Yes, hedge funds are extremely flexible vehicles and are used by investment managers to pursue strategies across many different asset classes, from the highly liquid to the highly illiquid. Hedge funds that trade illiquid assets often utilize “side pockets,” an accounting mechanism that segregates illiquid investments from each other and from the fund’s liquid securities. Side pockets are designed to treat investors equitably, by allocating the side-pocketed investment to investors on a pro rata basis on the day the investment is made. This mechanism prevents later investors from receiving a stake in illiquid investments that are difficult to value. Likewise, because withdrawals from side pockets are restricted, side pockets prevent withdrawing investors from depleting a fund’s liquid assets to the detriment of the remaining investors. It should be noted that although side pockets serve a constructive purpose, side pockets create opportunities for improper use and have received some negative attention for this reason.
Can a hedge fund advertise on the Internet?
Historically, hedge funds have been prohibited from conducting any public offering by Rule 502(c) of Regulation D, which prohibited all forms of general solicitation and advertising. However, the JOBS Act…
Does a hedge fund need to register with any regulator?
Hedge fund managers are often regulated by the state in which the hedge fund manager conducts business or by the SEC, depending on the manager’s assets under management (known as…
What documents do I need to start a hedge fund?
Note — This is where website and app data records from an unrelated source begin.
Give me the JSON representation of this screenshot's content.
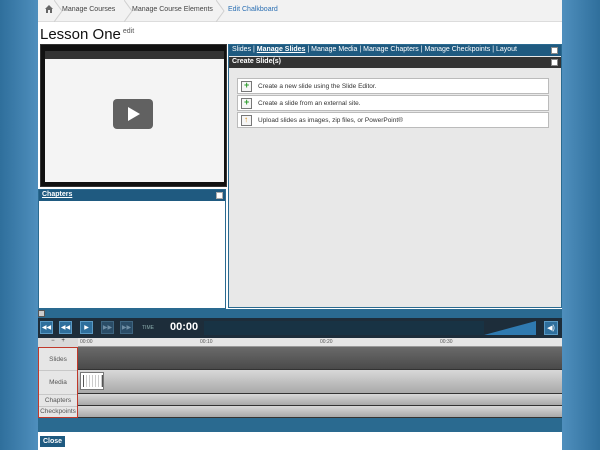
{
  "breadcrumb": {
    "items": [
      "Manage Courses",
      "Manage Course Elements",
      "Edit Chalkboard"
    ]
  },
  "page": {
    "title": "Lesson One",
    "edit_label": "edit"
  },
  "chapters": {
    "header": "Chapters"
  },
  "slides": {
    "nav_prefix": "Slides | ",
    "nav_active": "Manage Slides",
    "nav_rest": " | Manage Media | Manage Chapters | Manage Checkpoints | Layout",
    "subheader": "Create Slide(s)",
    "options": [
      "Create a new slide using the Slide Editor.",
      "Create a slide from an external site.",
      "Upload slides as images, zip files, or PowerPoint®"
    ]
  },
  "player": {
    "time_label": "TIME",
    "time": "00:00"
  },
  "timeline": {
    "zoom_minus": "−",
    "zoom_plus": "+",
    "ticks": [
      "00:00",
      "00:10",
      "00:20",
      "00:30"
    ],
    "tracks": [
      "Slides",
      "Media",
      "Chapters",
      "Checkpoints"
    ]
  },
  "footer": {
    "close_label": "Close"
  },
  "colors": {
    "accent": "#1f5a80",
    "link": "#2a6fb3",
    "dark_bar": "#1d2d3a"
  }
}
Most hedge funds raise money through a private offering exemption under Regulation D of the Securities Act of 1933. Although Reg. D prohibits general advertising, fund managers do distribute certain…